Exercise:
Within the entries that follow, report how many lines contain the word "JSON", giving the number by itself.

*** Opening of Given data ***

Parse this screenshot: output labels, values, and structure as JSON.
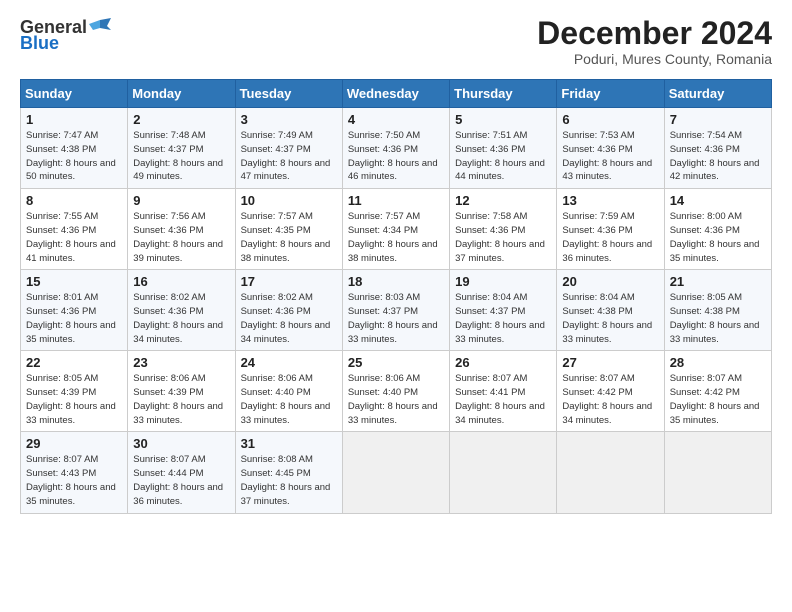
{
  "header": {
    "logo_general": "General",
    "logo_blue": "Blue",
    "month_title": "December 2024",
    "location": "Poduri, Mures County, Romania"
  },
  "weekdays": [
    "Sunday",
    "Monday",
    "Tuesday",
    "Wednesday",
    "Thursday",
    "Friday",
    "Saturday"
  ],
  "weeks": [
    [
      {
        "day": "1",
        "sunrise": "Sunrise: 7:47 AM",
        "sunset": "Sunset: 4:38 PM",
        "daylight": "Daylight: 8 hours and 50 minutes."
      },
      {
        "day": "2",
        "sunrise": "Sunrise: 7:48 AM",
        "sunset": "Sunset: 4:37 PM",
        "daylight": "Daylight: 8 hours and 49 minutes."
      },
      {
        "day": "3",
        "sunrise": "Sunrise: 7:49 AM",
        "sunset": "Sunset: 4:37 PM",
        "daylight": "Daylight: 8 hours and 47 minutes."
      },
      {
        "day": "4",
        "sunrise": "Sunrise: 7:50 AM",
        "sunset": "Sunset: 4:36 PM",
        "daylight": "Daylight: 8 hours and 46 minutes."
      },
      {
        "day": "5",
        "sunrise": "Sunrise: 7:51 AM",
        "sunset": "Sunset: 4:36 PM",
        "daylight": "Daylight: 8 hours and 44 minutes."
      },
      {
        "day": "6",
        "sunrise": "Sunrise: 7:53 AM",
        "sunset": "Sunset: 4:36 PM",
        "daylight": "Daylight: 8 hours and 43 minutes."
      },
      {
        "day": "7",
        "sunrise": "Sunrise: 7:54 AM",
        "sunset": "Sunset: 4:36 PM",
        "daylight": "Daylight: 8 hours and 42 minutes."
      }
    ],
    [
      {
        "day": "8",
        "sunrise": "Sunrise: 7:55 AM",
        "sunset": "Sunset: 4:36 PM",
        "daylight": "Daylight: 8 hours and 41 minutes."
      },
      {
        "day": "9",
        "sunrise": "Sunrise: 7:56 AM",
        "sunset": "Sunset: 4:36 PM",
        "daylight": "Daylight: 8 hours and 39 minutes."
      },
      {
        "day": "10",
        "sunrise": "Sunrise: 7:57 AM",
        "sunset": "Sunset: 4:35 PM",
        "daylight": "Daylight: 8 hours and 38 minutes."
      },
      {
        "day": "11",
        "sunrise": "Sunrise: 7:57 AM",
        "sunset": "Sunset: 4:34 PM",
        "daylight": "Daylight: 8 hours and 38 minutes."
      },
      {
        "day": "12",
        "sunrise": "Sunrise: 7:58 AM",
        "sunset": "Sunset: 4:36 PM",
        "daylight": "Daylight: 8 hours and 37 minutes."
      },
      {
        "day": "13",
        "sunrise": "Sunrise: 7:59 AM",
        "sunset": "Sunset: 4:36 PM",
        "daylight": "Daylight: 8 hours and 36 minutes."
      },
      {
        "day": "14",
        "sunrise": "Sunrise: 8:00 AM",
        "sunset": "Sunset: 4:36 PM",
        "daylight": "Daylight: 8 hours and 35 minutes."
      }
    ],
    [
      {
        "day": "15",
        "sunrise": "Sunrise: 8:01 AM",
        "sunset": "Sunset: 4:36 PM",
        "daylight": "Daylight: 8 hours and 35 minutes."
      },
      {
        "day": "16",
        "sunrise": "Sunrise: 8:02 AM",
        "sunset": "Sunset: 4:36 PM",
        "daylight": "Daylight: 8 hours and 34 minutes."
      },
      {
        "day": "17",
        "sunrise": "Sunrise: 8:02 AM",
        "sunset": "Sunset: 4:36 PM",
        "daylight": "Daylight: 8 hours and 34 minutes."
      },
      {
        "day": "18",
        "sunrise": "Sunrise: 8:03 AM",
        "sunset": "Sunset: 4:37 PM",
        "daylight": "Daylight: 8 hours and 33 minutes."
      },
      {
        "day": "19",
        "sunrise": "Sunrise: 8:04 AM",
        "sunset": "Sunset: 4:37 PM",
        "daylight": "Daylight: 8 hours and 33 minutes."
      },
      {
        "day": "20",
        "sunrise": "Sunrise: 8:04 AM",
        "sunset": "Sunset: 4:38 PM",
        "daylight": "Daylight: 8 hours and 33 minutes."
      },
      {
        "day": "21",
        "sunrise": "Sunrise: 8:05 AM",
        "sunset": "Sunset: 4:38 PM",
        "daylight": "Daylight: 8 hours and 33 minutes."
      }
    ],
    [
      {
        "day": "22",
        "sunrise": "Sunrise: 8:05 AM",
        "sunset": "Sunset: 4:39 PM",
        "daylight": "Daylight: 8 hours and 33 minutes."
      },
      {
        "day": "23",
        "sunrise": "Sunrise: 8:06 AM",
        "sunset": "Sunset: 4:39 PM",
        "daylight": "Daylight: 8 hours and 33 minutes."
      },
      {
        "day": "24",
        "sunrise": "Sunrise: 8:06 AM",
        "sunset": "Sunset: 4:40 PM",
        "daylight": "Daylight: 8 hours and 33 minutes."
      },
      {
        "day": "25",
        "sunrise": "Sunrise: 8:06 AM",
        "sunset": "Sunset: 4:40 PM",
        "daylight": "Daylight: 8 hours and 33 minutes."
      },
      {
        "day": "26",
        "sunrise": "Sunrise: 8:07 AM",
        "sunset": "Sunset: 4:41 PM",
        "daylight": "Daylight: 8 hours and 34 minutes."
      },
      {
        "day": "27",
        "sunrise": "Sunrise: 8:07 AM",
        "sunset": "Sunset: 4:42 PM",
        "daylight": "Daylight: 8 hours and 34 minutes."
      },
      {
        "day": "28",
        "sunrise": "Sunrise: 8:07 AM",
        "sunset": "Sunset: 4:42 PM",
        "daylight": "Daylight: 8 hours and 35 minutes."
      }
    ],
    [
      {
        "day": "29",
        "sunrise": "Sunrise: 8:07 AM",
        "sunset": "Sunset: 4:43 PM",
        "daylight": "Daylight: 8 hours and 35 minutes."
      },
      {
        "day": "30",
        "sunrise": "Sunrise: 8:07 AM",
        "sunset": "Sunset: 4:44 PM",
        "daylight": "Daylight: 8 hours and 36 minutes."
      },
      {
        "day": "31",
        "sunrise": "Sunrise: 8:08 AM",
        "sunset": "Sunset: 4:45 PM",
        "daylight": "Daylight: 8 hours and 37 minutes."
      },
      null,
      null,
      null,
      null
    ]
  ]
}
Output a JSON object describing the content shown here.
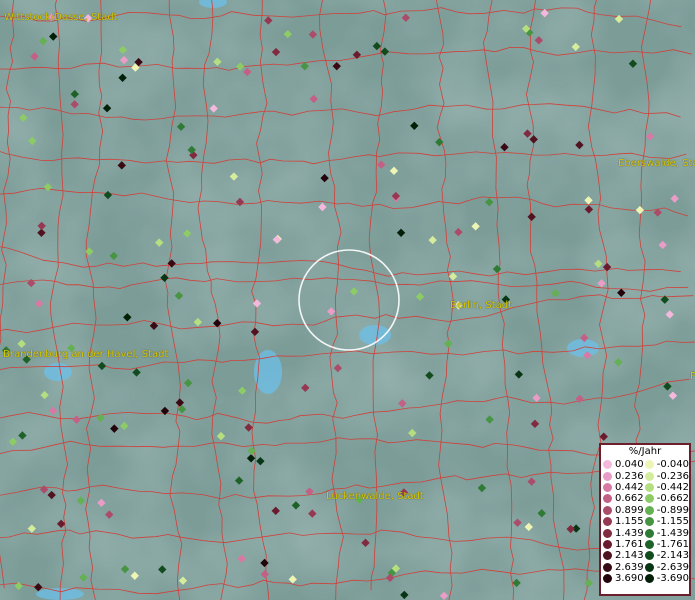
{
  "map": {
    "colors": {
      "background": "#7c9c98",
      "boundary": "#d0403a",
      "label": "#d8c800",
      "water": "#6cc0ea"
    },
    "places": [
      {
        "name": "Wittstock/Dosse, Stadt"
      },
      {
        "name": "Eberswalde, Sta"
      },
      {
        "name": "Berlin, Stadt"
      },
      {
        "name": "Brandenburg an der Havel, Stadt"
      },
      {
        "name": "F"
      },
      {
        "name": "Luckenwalde, Stadt"
      }
    ]
  },
  "legend": {
    "title": "%/Jahr",
    "positive": [
      {
        "label": "0.040",
        "color": "#f4b8dc"
      },
      {
        "label": "0.236",
        "color": "#e99cc6"
      },
      {
        "label": "0.442",
        "color": "#d67aa4"
      },
      {
        "label": "0.662",
        "color": "#c46085"
      },
      {
        "label": "0.899",
        "color": "#ab4c6a"
      },
      {
        "label": "1.155",
        "color": "#973852"
      },
      {
        "label": "1.439",
        "color": "#812a40"
      },
      {
        "label": "1.761",
        "color": "#6a1c2e"
      },
      {
        "label": "2.143",
        "color": "#521320"
      },
      {
        "label": "2.639",
        "color": "#3a0a14"
      },
      {
        "label": "3.690",
        "color": "#22040a"
      }
    ],
    "negative": [
      {
        "label": "-0.040",
        "color": "#eef5b4"
      },
      {
        "label": "-0.236",
        "color": "#d5ec9c"
      },
      {
        "label": "-0.442",
        "color": "#b5de80"
      },
      {
        "label": "-0.662",
        "color": "#8ccb66"
      },
      {
        "label": "-0.899",
        "color": "#64b052"
      },
      {
        "label": "-1.155",
        "color": "#479442"
      },
      {
        "label": "-1.439",
        "color": "#2f7a34"
      },
      {
        "label": "-1.761",
        "color": "#1e6228"
      },
      {
        "label": "-2.143",
        "color": "#124c1e"
      },
      {
        "label": "-2.639",
        "color": "#083614"
      },
      {
        "label": "-3.690",
        "color": "#022008"
      }
    ]
  }
}
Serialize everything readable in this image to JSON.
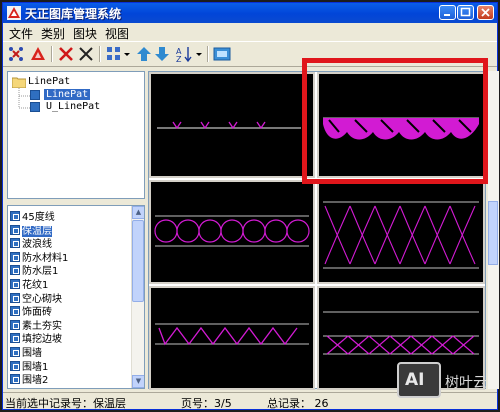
{
  "window": {
    "title": "天正图库管理系统"
  },
  "menu": [
    "文件",
    "类别",
    "图块",
    "视图"
  ],
  "tree": {
    "root": "LinePat",
    "children": [
      "LinePat",
      "U_LinePat"
    ]
  },
  "list": {
    "items": [
      "45度线",
      "保温层",
      "波浪线",
      "防水材料1",
      "防水层1",
      "花纹1",
      "空心砌块",
      "饰面砖",
      "素土夯实",
      "填挖边坡",
      "围墙",
      "围墙1",
      "围墙2"
    ],
    "selected_index": 1
  },
  "status": {
    "current": "当前选中记录号：保温层",
    "page": "页号：3/5",
    "total": "总记录： 26"
  },
  "watermark": {
    "logo": "AI",
    "text": "树叶云"
  },
  "colors": {
    "pattern": "#d21bd3",
    "line": "#bfbfbf",
    "highlight": "#e0161b"
  }
}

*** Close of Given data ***

Finished task:
3